--- PROVIDED ENTRIES ---

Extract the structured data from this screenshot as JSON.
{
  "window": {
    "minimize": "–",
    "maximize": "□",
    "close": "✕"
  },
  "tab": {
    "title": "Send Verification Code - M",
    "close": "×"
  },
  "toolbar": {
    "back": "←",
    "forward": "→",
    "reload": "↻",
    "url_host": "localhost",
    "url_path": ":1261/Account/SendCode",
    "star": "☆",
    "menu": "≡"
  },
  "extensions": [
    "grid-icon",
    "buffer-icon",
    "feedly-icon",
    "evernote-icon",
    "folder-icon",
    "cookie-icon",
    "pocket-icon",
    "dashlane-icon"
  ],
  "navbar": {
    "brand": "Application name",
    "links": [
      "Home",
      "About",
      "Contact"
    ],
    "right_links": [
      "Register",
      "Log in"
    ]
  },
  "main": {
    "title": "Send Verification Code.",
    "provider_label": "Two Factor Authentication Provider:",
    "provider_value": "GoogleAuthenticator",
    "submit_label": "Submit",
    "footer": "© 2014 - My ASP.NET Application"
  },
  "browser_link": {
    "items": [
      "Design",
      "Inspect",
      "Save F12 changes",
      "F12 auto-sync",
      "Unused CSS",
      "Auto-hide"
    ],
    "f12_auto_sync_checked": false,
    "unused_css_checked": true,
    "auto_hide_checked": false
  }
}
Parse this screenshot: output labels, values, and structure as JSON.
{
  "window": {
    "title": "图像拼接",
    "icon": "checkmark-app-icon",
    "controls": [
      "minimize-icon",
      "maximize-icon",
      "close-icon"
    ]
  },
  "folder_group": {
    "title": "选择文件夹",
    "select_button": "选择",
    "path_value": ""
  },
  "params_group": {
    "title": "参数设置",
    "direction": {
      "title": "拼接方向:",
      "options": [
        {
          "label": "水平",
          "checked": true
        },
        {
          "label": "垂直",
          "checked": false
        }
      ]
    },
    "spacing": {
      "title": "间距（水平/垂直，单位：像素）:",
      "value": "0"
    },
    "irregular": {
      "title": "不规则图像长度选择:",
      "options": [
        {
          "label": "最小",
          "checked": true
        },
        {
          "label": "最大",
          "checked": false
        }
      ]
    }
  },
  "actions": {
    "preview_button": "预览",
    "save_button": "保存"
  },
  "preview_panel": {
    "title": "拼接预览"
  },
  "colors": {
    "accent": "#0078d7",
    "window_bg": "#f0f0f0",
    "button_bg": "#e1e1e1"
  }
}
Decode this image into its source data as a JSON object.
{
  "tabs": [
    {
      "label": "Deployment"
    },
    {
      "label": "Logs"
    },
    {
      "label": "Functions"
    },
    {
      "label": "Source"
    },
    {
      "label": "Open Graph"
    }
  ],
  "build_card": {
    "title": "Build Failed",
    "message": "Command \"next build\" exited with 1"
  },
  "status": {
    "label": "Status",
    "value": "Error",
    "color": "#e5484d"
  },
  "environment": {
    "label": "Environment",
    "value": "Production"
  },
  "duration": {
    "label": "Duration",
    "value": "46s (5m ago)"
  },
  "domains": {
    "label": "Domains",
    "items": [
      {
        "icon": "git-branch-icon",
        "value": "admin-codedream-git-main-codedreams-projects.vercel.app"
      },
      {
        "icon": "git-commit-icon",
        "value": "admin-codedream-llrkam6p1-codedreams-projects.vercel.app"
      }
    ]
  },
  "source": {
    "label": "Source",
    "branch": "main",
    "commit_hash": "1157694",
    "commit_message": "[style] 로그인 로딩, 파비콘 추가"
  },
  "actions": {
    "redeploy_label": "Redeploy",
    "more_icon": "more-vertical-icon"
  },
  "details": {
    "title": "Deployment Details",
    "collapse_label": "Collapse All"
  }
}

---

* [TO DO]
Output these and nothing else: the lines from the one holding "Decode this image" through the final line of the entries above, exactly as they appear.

* [ANSWER BELOW]
Decode this image into its source data as a JSON object.
{
  "tabs": [
    {
      "label": "Deployment"
    },
    {
      "label": "Logs"
    },
    {
      "label": "Functions"
    },
    {
      "label": "Source"
    },
    {
      "label": "Open Graph"
    }
  ],
  "build_card": {
    "title": "Build Failed",
    "message": "Command \"next build\" exited with 1"
  },
  "status": {
    "label": "Status",
    "value": "Error",
    "color": "#e5484d"
  },
  "environment": {
    "label": "Environment",
    "value": "Production"
  },
  "duration": {
    "label": "Duration",
    "value": "46s (5m ago)"
  },
  "domains": {
    "label": "Domains",
    "items": [
      {
        "icon": "git-branch-icon",
        "value": "admin-codedream-git-main-codedreams-projects.vercel.app"
      },
      {
        "icon": "git-commit-icon",
        "value": "admin-codedream-llrkam6p1-codedreams-projects.vercel.app"
      }
    ]
  },
  "source": {
    "label": "Source",
    "branch": "main",
    "commit_hash": "1157694",
    "commit_message": "[style] 로그인 로딩, 파비콘 추가"
  },
  "actions": {
    "redeploy_label": "Redeploy",
    "more_icon": "more-vertical-icon"
  },
  "details": {
    "title": "Deployment Details",
    "collapse_label": "Collapse All"
  }
}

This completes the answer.